--- Input for this task Enclosed Below ---
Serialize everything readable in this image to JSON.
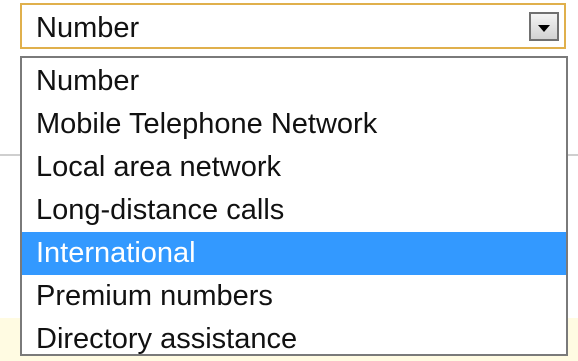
{
  "select": {
    "value": "Number",
    "arrow_icon": "dropdown-arrow-icon"
  },
  "dropdown": {
    "highlighted_option": "International",
    "options": [
      {
        "label": "Number"
      },
      {
        "label": "Mobile Telephone Network"
      },
      {
        "label": "Local area network"
      },
      {
        "label": "Long-distance calls"
      },
      {
        "label": "International"
      },
      {
        "label": "Premium numbers"
      },
      {
        "label": "Directory assistance"
      }
    ]
  },
  "colors": {
    "focus_border": "#e0b04c",
    "highlight": "#3399ff",
    "highlight_text": "#ffffff",
    "page_background_strip": "#fffbe2"
  }
}
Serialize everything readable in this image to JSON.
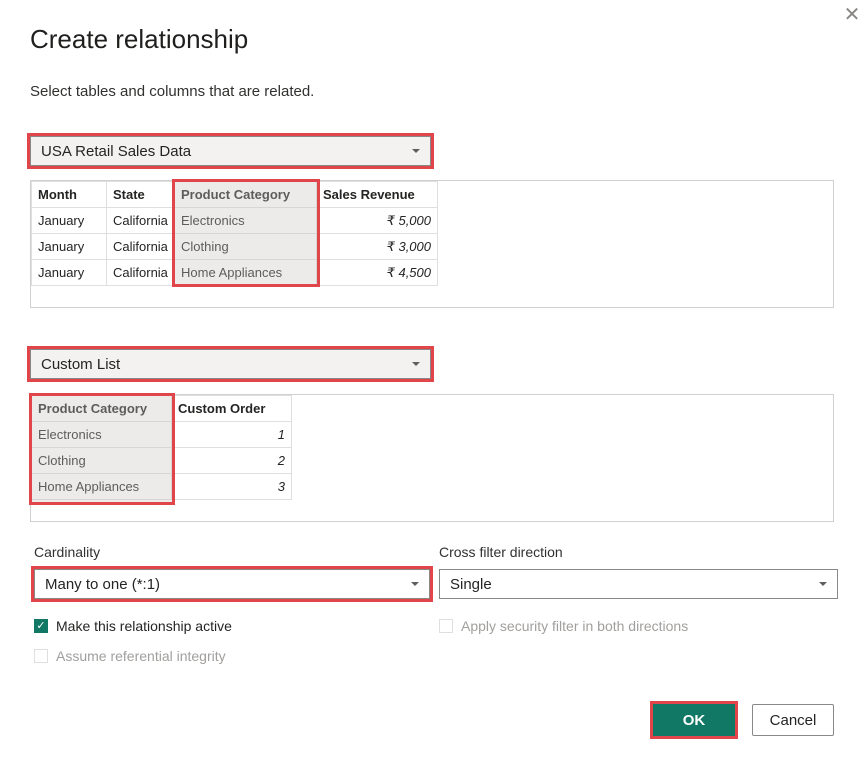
{
  "dialog": {
    "title": "Create relationship",
    "subtitle": "Select tables and columns that are related.",
    "close_icon": "close-icon",
    "close_glyph": "✕"
  },
  "table1": {
    "selected": "USA Retail Sales Data",
    "columns": [
      "Month",
      "State",
      "Product Category",
      "Sales Revenue"
    ],
    "rows": [
      [
        "January",
        "California",
        "Electronics",
        "₹ 5,000"
      ],
      [
        "January",
        "California",
        "Clothing",
        "₹ 3,000"
      ],
      [
        "January",
        "California",
        "Home Appliances",
        "₹ 4,500"
      ]
    ],
    "highlighted_column": "Product Category"
  },
  "table2": {
    "selected": "Custom List",
    "columns": [
      "Product Category",
      "Custom Order"
    ],
    "rows": [
      [
        "Electronics",
        "1"
      ],
      [
        "Clothing",
        "2"
      ],
      [
        "Home Appliances",
        "3"
      ]
    ],
    "highlighted_column": "Product Category"
  },
  "cardinality": {
    "label": "Cardinality",
    "selected": "Many to one (*:1)"
  },
  "cross_filter": {
    "label": "Cross filter direction",
    "selected": "Single"
  },
  "options": {
    "make_active": {
      "label": "Make this relationship active",
      "checked": true,
      "glyph": "✓"
    },
    "referential_integrity": {
      "label": "Assume referential integrity",
      "checked": false,
      "enabled": false
    },
    "security_filter": {
      "label": "Apply security filter in both directions",
      "checked": false,
      "enabled": false
    }
  },
  "buttons": {
    "ok": "OK",
    "cancel": "Cancel"
  },
  "colors": {
    "accent": "#117865",
    "highlight": "#e0454a"
  }
}
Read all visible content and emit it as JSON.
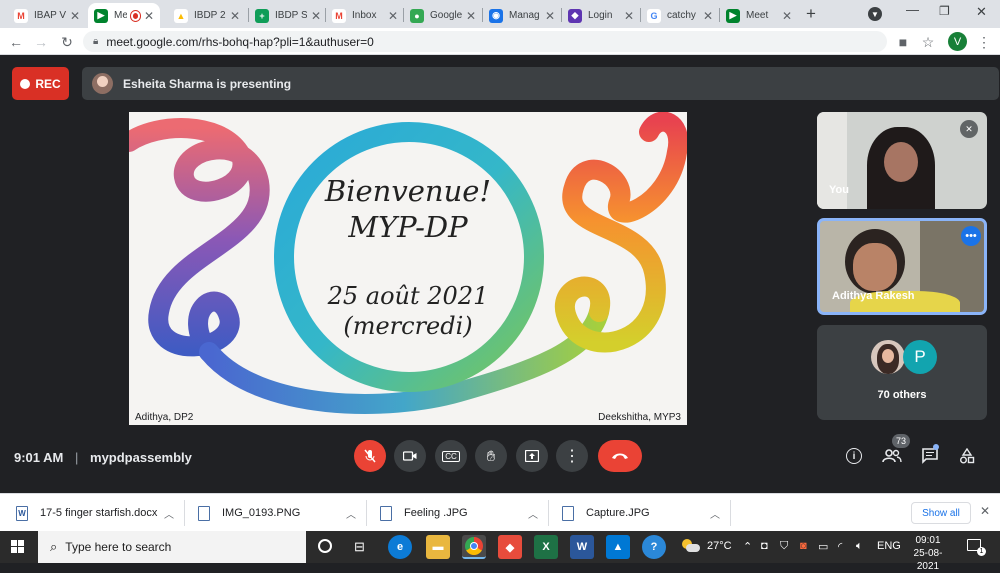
{
  "browser": {
    "tabs": [
      {
        "label": "IBAP V",
        "color": "#ea4335",
        "letter": "M"
      },
      {
        "label": "Me",
        "color": "#00832d",
        "letter": "▶"
      },
      {
        "label": "IBDP 2",
        "color": "#fbbc04",
        "letter": "▲"
      },
      {
        "label": "IBDP S",
        "color": "#0f9d58",
        "letter": "+"
      },
      {
        "label": "Inbox",
        "color": "#ea4335",
        "letter": "M"
      },
      {
        "label": "Google",
        "color": "#34a853",
        "letter": "●"
      },
      {
        "label": "Manag",
        "color": "#1a73e8",
        "letter": "◉"
      },
      {
        "label": "Login",
        "color": "#5e35b1",
        "letter": "◆"
      },
      {
        "label": "catchy",
        "color": "#4285f4",
        "letter": "G"
      },
      {
        "label": "Meet",
        "color": "#00832d",
        "letter": "▶"
      }
    ],
    "url": "meet.google.com/rhs-bohq-hap?pli=1&authuser=0",
    "profile_initial": "V"
  },
  "meet": {
    "rec_label": "REC",
    "presenter_banner": "Esheita Sharma is presenting",
    "slide": {
      "line1": "Bienvenue!",
      "line2": "MYP-DP",
      "line3": "25 août 2021",
      "line4": "(mercredi)",
      "left_label": "Adithya, DP2",
      "right_label": "Deekshitha, MYP3"
    },
    "tiles": {
      "you_label": "You",
      "adithya_label": "Adithya Rakesh",
      "others_initial": "P",
      "others_label": "70 others"
    },
    "time": "9:01 AM",
    "meeting_name": "mypdpassembly",
    "participant_count": "73"
  },
  "downloads": {
    "items": [
      {
        "name": "17-5 finger starfish.docx",
        "icon": "W"
      },
      {
        "name": "IMG_0193.PNG",
        "icon": ""
      },
      {
        "name": "Feeling .JPG",
        "icon": ""
      },
      {
        "name": "Capture.JPG",
        "icon": ""
      }
    ],
    "show_all": "Show all"
  },
  "taskbar": {
    "search_placeholder": "Type here to search",
    "weather": "27°C",
    "language": "ENG",
    "clock_time": "09:01",
    "clock_date": "25-08-2021"
  }
}
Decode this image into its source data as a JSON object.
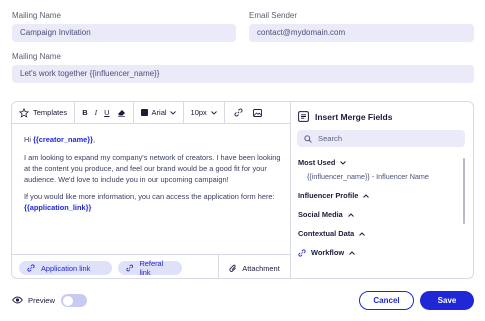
{
  "form": {
    "mailing_name_label": "Mailing Name",
    "mailing_name_value": "Campaign Invitation",
    "email_sender_label": "Email Sender",
    "email_sender_value": "contact@mydomain.com",
    "mailing_name2_label": "Mailing Name",
    "mailing_name2_value": "Let's work together {{influencer_name}}"
  },
  "toolbar": {
    "templates_label": "Templates",
    "bold": "B",
    "italic": "I",
    "underline": "U",
    "font_value": "Arial",
    "size_value": "10px"
  },
  "editor": {
    "greeting_prefix": "Hi ",
    "creator_var": "{{creator_name}}",
    "greeting_suffix": ",",
    "paragraph1": "I am looking to expand my company's network of creators. I have been looking at the content you produce, and feel our brand would be a good fit for your audience. We'd love to include you in our upcoming campaign!",
    "paragraph2_prefix": "If you would like more information, you can access the application form here: ",
    "application_var": "{{application_link}}",
    "chips": [
      "Application link",
      "Referal link"
    ],
    "attachment_label": "Attachment"
  },
  "merge": {
    "title": "Insert Merge Fields",
    "search_placeholder": "Search",
    "most_used_label": "Most Used",
    "most_used_item": "{{influencer_name}} - Influencer Name",
    "sections": [
      "Influencer Profile",
      "Social Media",
      "Contextual Data",
      "Workflow"
    ]
  },
  "footer": {
    "preview_label": "Preview",
    "preview_on": false,
    "cancel_label": "Cancel",
    "save_label": "Save"
  },
  "colors": {
    "accent": "#1f27d6",
    "input_bg": "#ebeaf8",
    "chip_bg": "#dfe0fa"
  }
}
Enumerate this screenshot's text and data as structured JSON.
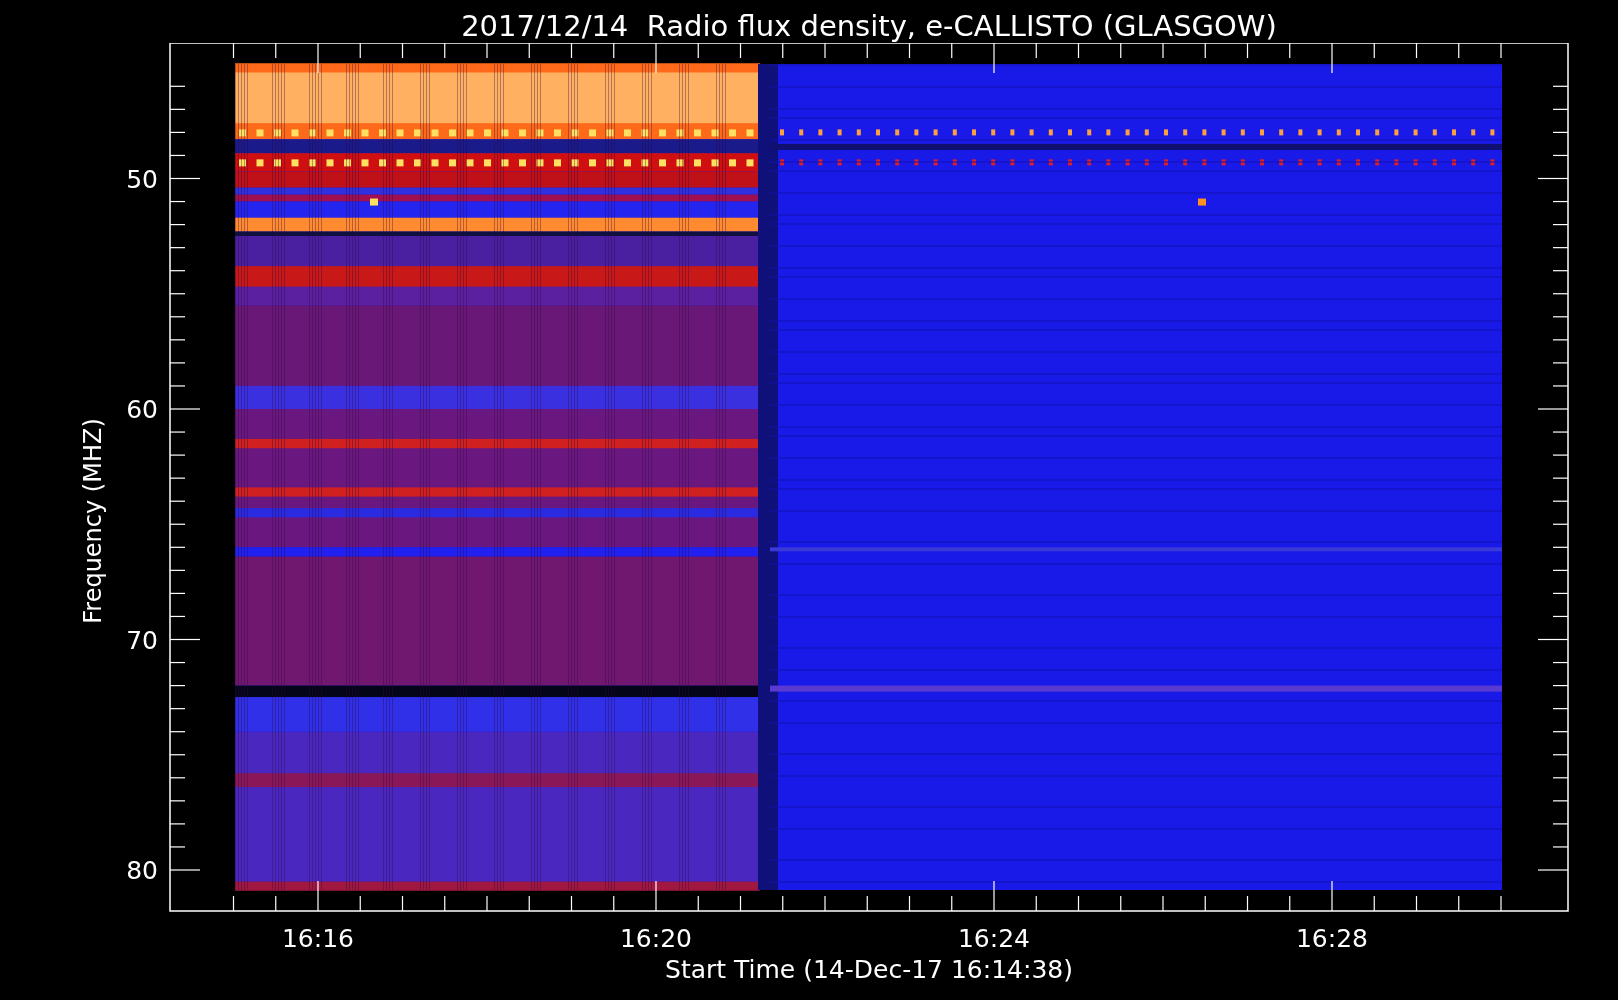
{
  "title": "2017/12/14  Radio flux density, e-CALLISTO (GLASGOW)",
  "y_axis": {
    "label": "Frequency (MHZ)",
    "ticks": [
      "50",
      "60",
      "70",
      "80"
    ]
  },
  "x_axis": {
    "label": "Start Time (14-Dec-17 16:14:38)",
    "ticks": [
      "16:16",
      "16:20",
      "16:24",
      "16:28"
    ]
  }
}
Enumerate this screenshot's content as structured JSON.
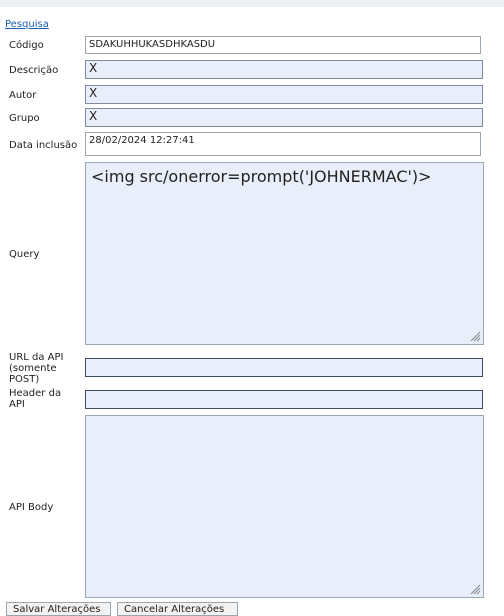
{
  "link": {
    "label": "Pesquisa"
  },
  "form": {
    "codigo": {
      "label": "Código",
      "value": "SDAKUHHUKASDHKASDU"
    },
    "descricao": {
      "label": "Descrição",
      "value": "X"
    },
    "autor": {
      "label": "Autor",
      "value": "X"
    },
    "grupo": {
      "label": "Grupo",
      "value": "X"
    },
    "data_inclusao": {
      "label": "Data inclusão",
      "value": "28/02/2024 12:27:41"
    },
    "query": {
      "label": "Query",
      "value": "<img src/onerror=prompt('JOHNERMAC')>"
    },
    "url_api": {
      "label_lines": [
        "URL da API",
        "(somente",
        "POST)"
      ],
      "value": ""
    },
    "header_api": {
      "label_lines": [
        "Header da",
        "API"
      ],
      "value": ""
    },
    "api_body": {
      "label": "API Body",
      "value": ""
    }
  },
  "buttons": {
    "left_partial": "Salvar Alterações",
    "right_partial": "Cancelar Alterações"
  },
  "colors": {
    "input_blue_bg": "#e8effa",
    "link": "#1a5fb4",
    "border": "#9aa6b0"
  }
}
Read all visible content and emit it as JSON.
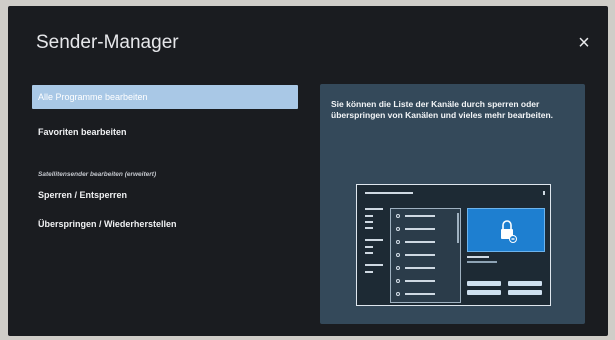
{
  "header": {
    "title": "Sender-Manager",
    "close_label": "×"
  },
  "menu": {
    "items": [
      {
        "label": "Alle Programme bearbeiten",
        "selected": true
      },
      {
        "label": "Favoriten bearbeiten",
        "selected": false
      },
      {
        "label": "Sperren / Entsperren",
        "selected": false
      },
      {
        "label": "Überspringen / Wiederherstellen",
        "selected": false
      }
    ],
    "section_label": "Satellitensender bearbeiten (erweitert)"
  },
  "preview": {
    "description": "Sie können die Liste der Kanäle durch sperren oder überspringen von Kanälen und vieles mehr bearbeiten."
  },
  "colors": {
    "background": "#1a1c20",
    "selected_item": "#a9c8e6",
    "panel": "#34495a",
    "illustration_screen": "#1e7fd0"
  },
  "icons": {
    "close": "close-icon",
    "illustration_lock": "lock-icon"
  }
}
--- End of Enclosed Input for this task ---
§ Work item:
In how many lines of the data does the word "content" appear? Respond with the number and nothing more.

§ Exercise output:
4